**EXERCISE PROMPT**
Entries follow. Return each line that contains the word "stopped".

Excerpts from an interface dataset
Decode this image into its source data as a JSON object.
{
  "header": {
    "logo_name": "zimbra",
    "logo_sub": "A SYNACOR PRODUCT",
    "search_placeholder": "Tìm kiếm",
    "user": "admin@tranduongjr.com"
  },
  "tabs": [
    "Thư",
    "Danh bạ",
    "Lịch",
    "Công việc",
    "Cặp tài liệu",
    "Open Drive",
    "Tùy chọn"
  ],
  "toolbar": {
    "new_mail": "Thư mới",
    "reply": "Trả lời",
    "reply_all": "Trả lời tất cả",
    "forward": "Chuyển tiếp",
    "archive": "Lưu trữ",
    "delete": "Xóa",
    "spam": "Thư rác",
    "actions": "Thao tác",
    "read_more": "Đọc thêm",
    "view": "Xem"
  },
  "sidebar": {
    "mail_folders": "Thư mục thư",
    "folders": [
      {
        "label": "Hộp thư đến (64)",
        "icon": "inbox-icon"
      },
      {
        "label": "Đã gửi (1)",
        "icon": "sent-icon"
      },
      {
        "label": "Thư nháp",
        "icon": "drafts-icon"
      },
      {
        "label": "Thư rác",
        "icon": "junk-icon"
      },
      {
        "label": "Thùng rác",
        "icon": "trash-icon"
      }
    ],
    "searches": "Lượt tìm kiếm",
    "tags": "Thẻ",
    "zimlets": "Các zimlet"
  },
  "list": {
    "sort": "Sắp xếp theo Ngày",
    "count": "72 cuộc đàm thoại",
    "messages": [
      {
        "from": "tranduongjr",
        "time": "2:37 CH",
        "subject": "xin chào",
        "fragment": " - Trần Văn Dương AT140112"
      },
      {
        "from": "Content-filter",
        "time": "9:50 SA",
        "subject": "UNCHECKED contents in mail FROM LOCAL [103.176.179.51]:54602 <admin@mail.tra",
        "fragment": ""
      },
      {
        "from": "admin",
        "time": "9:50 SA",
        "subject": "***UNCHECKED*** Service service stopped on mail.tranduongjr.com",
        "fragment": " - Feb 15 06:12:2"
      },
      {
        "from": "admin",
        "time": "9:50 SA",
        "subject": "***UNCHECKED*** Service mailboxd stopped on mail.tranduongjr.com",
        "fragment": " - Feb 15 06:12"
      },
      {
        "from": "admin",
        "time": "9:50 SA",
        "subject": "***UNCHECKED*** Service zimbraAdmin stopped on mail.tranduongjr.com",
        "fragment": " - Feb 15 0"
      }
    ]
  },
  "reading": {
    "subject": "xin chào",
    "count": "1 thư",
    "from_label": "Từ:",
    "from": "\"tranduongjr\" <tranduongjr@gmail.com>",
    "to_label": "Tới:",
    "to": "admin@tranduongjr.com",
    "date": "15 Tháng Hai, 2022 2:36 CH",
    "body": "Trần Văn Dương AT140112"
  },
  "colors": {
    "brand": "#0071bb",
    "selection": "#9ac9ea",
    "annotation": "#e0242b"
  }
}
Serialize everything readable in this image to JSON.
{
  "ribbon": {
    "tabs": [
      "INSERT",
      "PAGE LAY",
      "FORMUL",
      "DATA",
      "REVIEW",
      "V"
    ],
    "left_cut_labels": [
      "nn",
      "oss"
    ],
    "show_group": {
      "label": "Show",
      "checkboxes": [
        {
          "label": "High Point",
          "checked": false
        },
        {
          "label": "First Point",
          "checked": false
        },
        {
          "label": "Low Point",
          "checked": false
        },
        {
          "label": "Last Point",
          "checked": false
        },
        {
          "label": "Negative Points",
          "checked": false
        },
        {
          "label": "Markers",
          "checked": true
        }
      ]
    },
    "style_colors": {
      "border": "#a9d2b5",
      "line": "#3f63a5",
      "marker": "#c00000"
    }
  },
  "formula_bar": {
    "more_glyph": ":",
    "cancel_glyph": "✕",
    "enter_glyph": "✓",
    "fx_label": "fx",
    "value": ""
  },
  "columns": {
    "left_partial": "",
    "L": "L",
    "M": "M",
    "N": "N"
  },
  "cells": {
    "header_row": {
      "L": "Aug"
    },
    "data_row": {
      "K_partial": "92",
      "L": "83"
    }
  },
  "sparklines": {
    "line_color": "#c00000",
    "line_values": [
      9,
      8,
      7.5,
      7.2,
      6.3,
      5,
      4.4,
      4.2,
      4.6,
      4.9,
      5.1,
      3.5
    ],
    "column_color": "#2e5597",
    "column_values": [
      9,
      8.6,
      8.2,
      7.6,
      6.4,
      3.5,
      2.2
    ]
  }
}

**SOLVED PROBLEM**
        "subject": "***UNCHECKED*** Service service stopped on mail.tranduongjr.com",
        "subject": "***UNCHECKED*** Service mailboxd stopped on mail.tranduongjr.com",
        "subject": "***UNCHECKED*** Service zimbraAdmin stopped on mail.tranduongjr.com",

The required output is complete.